Tuesday, October 7, 2008
That's Debatable: The Second Presidential Debate
Another big debate tonight for the candidates running for president of the United States and this one is just as important as the first. Things are especially urgent for Republican nominee John McCain who didn’t come across well in the first debate and who’s numbers have been dropping along with the stock market ever since. In the last few weeks, we’ve seen polls turn as quickly as a quarter horse in a rodeo, so for Barak Obama the debate also has significance. As Americans know, it is the vote in each state that counts, not the public opinion polls.
Reporter Liz Sidoti says that Barak Obama has an opportunity tonight to: “… Show some emotion and seal the deal with voters still struggling to see him as president.” If I were coaching him, I’d use the admonition an old news director of mine used to direct at one talented but slow-moving anchor: “Energy! Energy! Energy!” Obama has a tendency to look like Perry Como, as if he’s singing his song while dozing. In the case of John McCain, Sidoti’s analysis is, “When he’s on his game, McCain is witty and charming … when he’s off, McCain can come across cranky, surly and prone to gaffes.” America is not going to elect a grumpy old man. Those guys are only funny in the movies.

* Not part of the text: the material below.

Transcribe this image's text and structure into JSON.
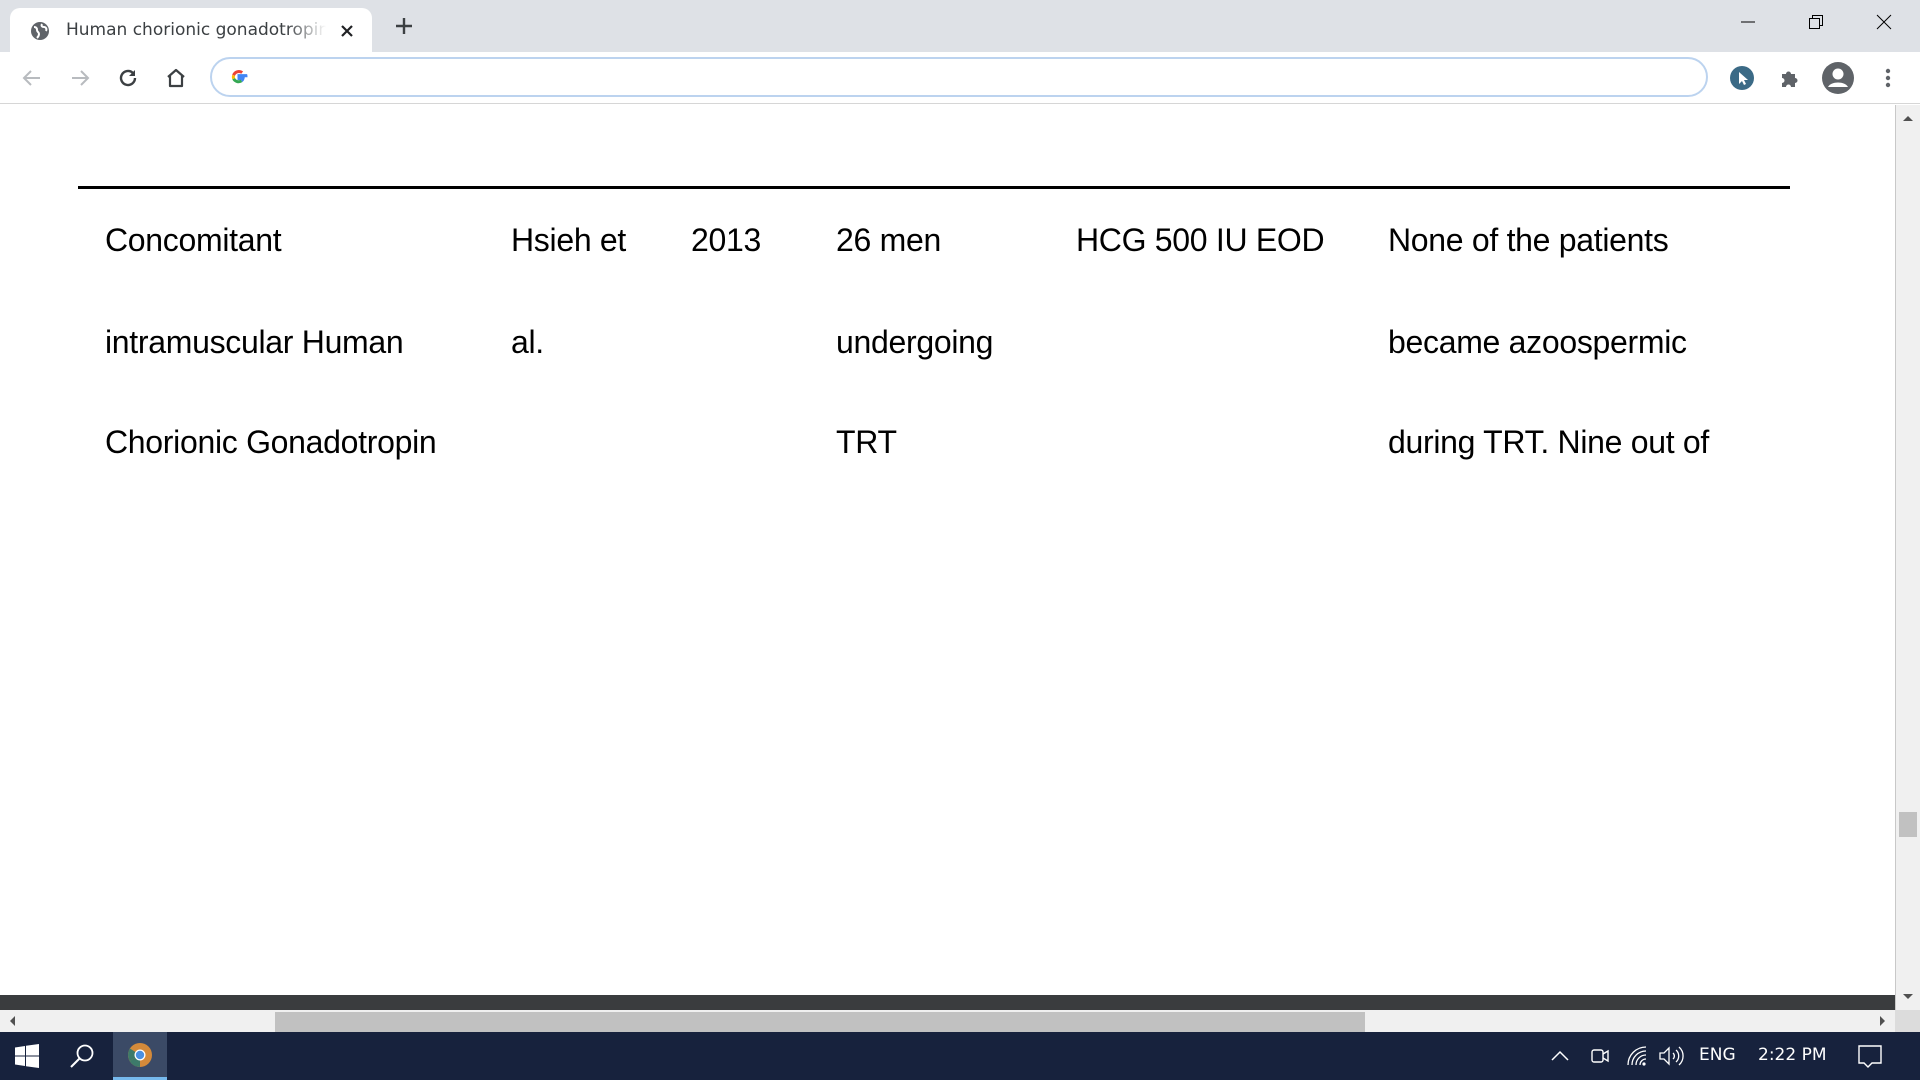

For my part I would like to see one or both of the candidates honestly repudiate the truly reprehensible behavior we’ve seen from banking and investment CEOs in the past few years. Honest outrage, that’s what I’m looking for. I’m speaking, for example, of men such as Richard Fuld, the former CEO of Lehman Brothers, who testified before Congress yesterday. Since the year 2000, Fuld has taken home more than $484 million dollars in compensation, and now his company is bankrupt. How can that be possible, not to mention legal for a firm charged with investing the money of others? I don’t want to hear any more promises tonight about the things my government is going to give me. What the government appears to have given us lately is what’s politely known as the shaft. The one I’m going to root for is the one who shows the most understanding of that and the greatest inclination to make that impossible in the future.
The Associated Press says at least ten percent of the electorate remains undecided and the assumption is that these debates can sway that vote. I don’t know how much the debates help, but I know they can hurt. In the last debate I thought McCain made a pretty poor showing, and I’m inclined to like him. But when Obama spoke, McCain smiled a mean smile and when McCain himself spoke he seemed rattled and inarticulate. We don’t need to hear that McCain didn’t win any “Miss Congeniality” prizes during his years on Capitol Hill. Is that supposed to be a recommendation? John McCain needs to look at old tapes of Ronald Reagan and learn how to be charming even when he’s disagreeing with an opponent. As Winston Churchill put it; “When you have to kill a man it costs nothing to be polite.”